It had to end sometime. The Tigers dropped their first game of the season, and their solo hold on first place. Detroit is now tied with Cleveland at 5-1, but I don’t really think anyone is complaining. The roadtrip saw far more positives than negatives.
Kenny Rogers was hit around, and balls seemed to be just out of reach of Tiger defenders instead of being tailor-made double plays that we’d seen in the first 5 games. The defense also committed their first charged error when Carlos Guillen couldn’t cleanly pick a grounder in the hole. Ramon Santiago, filling in for Placido Polanco also appeared to neglect to cover second base for a force out.
And Chris Shelton didn’t continue to do what Chris Shelton does. He was 0 for 4 with 3 strike-outs. His last 5 at-bats have been K-K-K-pop out-K. I guess a .700 batting average is a little too much to expect Big Red to sustain.
So out of all the positives that we witnessed on the road trip, what was the biggest for you? Was it Chris Shelton mashing? The Tigers offense clicking and cranking? An entire trip through the rotation where the starters picked up the wins? The debuts of Joel Zumaya and/or Jordan Tata, or Justin Verlander’s dominant performance?
- John Sickels: Why I like Curtis Granderson
Granderson was an outfielder at the University of Illinois-Chicago.
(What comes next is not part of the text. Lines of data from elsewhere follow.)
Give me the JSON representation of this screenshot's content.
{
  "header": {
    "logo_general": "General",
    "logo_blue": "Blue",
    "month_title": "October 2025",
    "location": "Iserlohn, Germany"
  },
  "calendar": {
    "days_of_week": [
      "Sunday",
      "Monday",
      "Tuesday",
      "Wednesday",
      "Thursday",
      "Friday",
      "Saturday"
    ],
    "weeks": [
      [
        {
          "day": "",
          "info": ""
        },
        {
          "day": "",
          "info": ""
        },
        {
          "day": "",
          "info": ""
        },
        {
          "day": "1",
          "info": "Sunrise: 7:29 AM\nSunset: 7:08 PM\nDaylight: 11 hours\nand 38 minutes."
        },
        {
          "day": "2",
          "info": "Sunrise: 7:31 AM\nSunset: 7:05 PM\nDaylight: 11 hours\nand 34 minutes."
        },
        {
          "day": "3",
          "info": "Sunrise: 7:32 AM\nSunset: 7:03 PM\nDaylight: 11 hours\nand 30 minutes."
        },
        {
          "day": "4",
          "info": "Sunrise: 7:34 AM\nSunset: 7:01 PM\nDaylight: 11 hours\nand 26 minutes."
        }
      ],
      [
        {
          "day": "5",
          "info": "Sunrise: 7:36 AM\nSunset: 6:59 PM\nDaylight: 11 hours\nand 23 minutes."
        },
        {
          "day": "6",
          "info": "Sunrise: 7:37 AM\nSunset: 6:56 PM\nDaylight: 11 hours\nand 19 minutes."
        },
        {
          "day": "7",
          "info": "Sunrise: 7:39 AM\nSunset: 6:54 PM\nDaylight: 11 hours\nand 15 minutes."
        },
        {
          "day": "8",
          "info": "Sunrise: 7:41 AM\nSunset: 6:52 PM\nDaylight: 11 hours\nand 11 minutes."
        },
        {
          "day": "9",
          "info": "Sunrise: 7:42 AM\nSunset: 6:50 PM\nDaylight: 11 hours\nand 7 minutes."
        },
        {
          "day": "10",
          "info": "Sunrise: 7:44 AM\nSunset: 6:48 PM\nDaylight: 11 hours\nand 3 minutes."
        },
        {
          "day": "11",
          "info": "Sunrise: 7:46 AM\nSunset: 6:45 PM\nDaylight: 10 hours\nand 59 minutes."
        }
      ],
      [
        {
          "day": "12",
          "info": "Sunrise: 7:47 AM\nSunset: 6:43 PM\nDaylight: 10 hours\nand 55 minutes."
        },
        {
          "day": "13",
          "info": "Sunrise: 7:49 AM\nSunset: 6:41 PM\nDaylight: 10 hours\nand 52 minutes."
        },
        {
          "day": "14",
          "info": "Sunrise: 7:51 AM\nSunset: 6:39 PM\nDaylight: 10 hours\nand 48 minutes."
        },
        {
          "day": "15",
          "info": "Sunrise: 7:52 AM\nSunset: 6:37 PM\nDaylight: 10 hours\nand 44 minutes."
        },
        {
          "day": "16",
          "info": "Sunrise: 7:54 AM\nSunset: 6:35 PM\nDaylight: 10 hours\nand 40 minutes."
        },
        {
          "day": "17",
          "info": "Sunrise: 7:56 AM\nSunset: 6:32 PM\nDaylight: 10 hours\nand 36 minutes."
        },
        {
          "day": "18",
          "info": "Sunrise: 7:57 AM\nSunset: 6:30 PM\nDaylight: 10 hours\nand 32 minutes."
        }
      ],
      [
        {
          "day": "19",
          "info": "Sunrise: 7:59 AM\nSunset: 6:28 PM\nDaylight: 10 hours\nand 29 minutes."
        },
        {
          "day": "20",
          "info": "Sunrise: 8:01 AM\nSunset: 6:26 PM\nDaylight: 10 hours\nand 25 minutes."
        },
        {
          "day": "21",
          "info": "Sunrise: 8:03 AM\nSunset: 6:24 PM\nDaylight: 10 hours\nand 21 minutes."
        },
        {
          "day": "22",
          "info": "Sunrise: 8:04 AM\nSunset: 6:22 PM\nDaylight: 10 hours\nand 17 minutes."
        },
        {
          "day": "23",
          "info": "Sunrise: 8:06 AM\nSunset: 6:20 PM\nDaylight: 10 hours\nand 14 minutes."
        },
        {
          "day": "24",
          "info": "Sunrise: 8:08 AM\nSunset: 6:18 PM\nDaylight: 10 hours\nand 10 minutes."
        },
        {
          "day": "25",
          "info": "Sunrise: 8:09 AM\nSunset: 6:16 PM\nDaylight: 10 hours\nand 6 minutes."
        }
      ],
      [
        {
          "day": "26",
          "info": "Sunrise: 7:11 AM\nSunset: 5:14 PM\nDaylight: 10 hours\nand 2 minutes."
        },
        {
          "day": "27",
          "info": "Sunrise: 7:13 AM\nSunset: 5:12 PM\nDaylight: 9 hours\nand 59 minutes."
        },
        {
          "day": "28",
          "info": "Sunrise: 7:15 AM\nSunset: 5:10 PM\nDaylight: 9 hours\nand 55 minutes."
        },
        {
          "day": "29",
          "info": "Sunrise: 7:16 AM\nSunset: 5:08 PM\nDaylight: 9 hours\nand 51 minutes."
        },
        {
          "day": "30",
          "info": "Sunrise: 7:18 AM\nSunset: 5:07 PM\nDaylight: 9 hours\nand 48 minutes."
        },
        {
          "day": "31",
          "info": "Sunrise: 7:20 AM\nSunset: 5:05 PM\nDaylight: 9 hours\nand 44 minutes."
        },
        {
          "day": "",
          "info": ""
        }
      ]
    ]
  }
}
I saw him play college ball and was impressed. He had a smooth swing, good command of the strike zone, and to me at least he looked like he had good tools, decent speed that helped him on the outfield and on the bases. The only tool that didn’t look at least average to me was his throwing arm.
Granderson hit .483 with nine homers and 17 steals for Illinois-Chicago in ’02, ranking second to Rickie Weeks in the NCAA Division I batting hunt. So we had a guy with an excellent performance track record and good physical tools. I picked him in the second round of my Twins Shadow Draft. In real life, he went to the Tigers in the third round.
He lasted until the third round because scouts didn’t like his tools. The word was that his speed and athleticism were mediocre, and that he wouldn’t hit for much power with wood. But that’s not what I saw in him. I saw a player with solid tools, a good measure of refinement, and a fine track record. He also had a good work ethic and was intelligent.
- Don’t Count Fields out: A nice profile on former Tiger hitting coach Bruce Fields.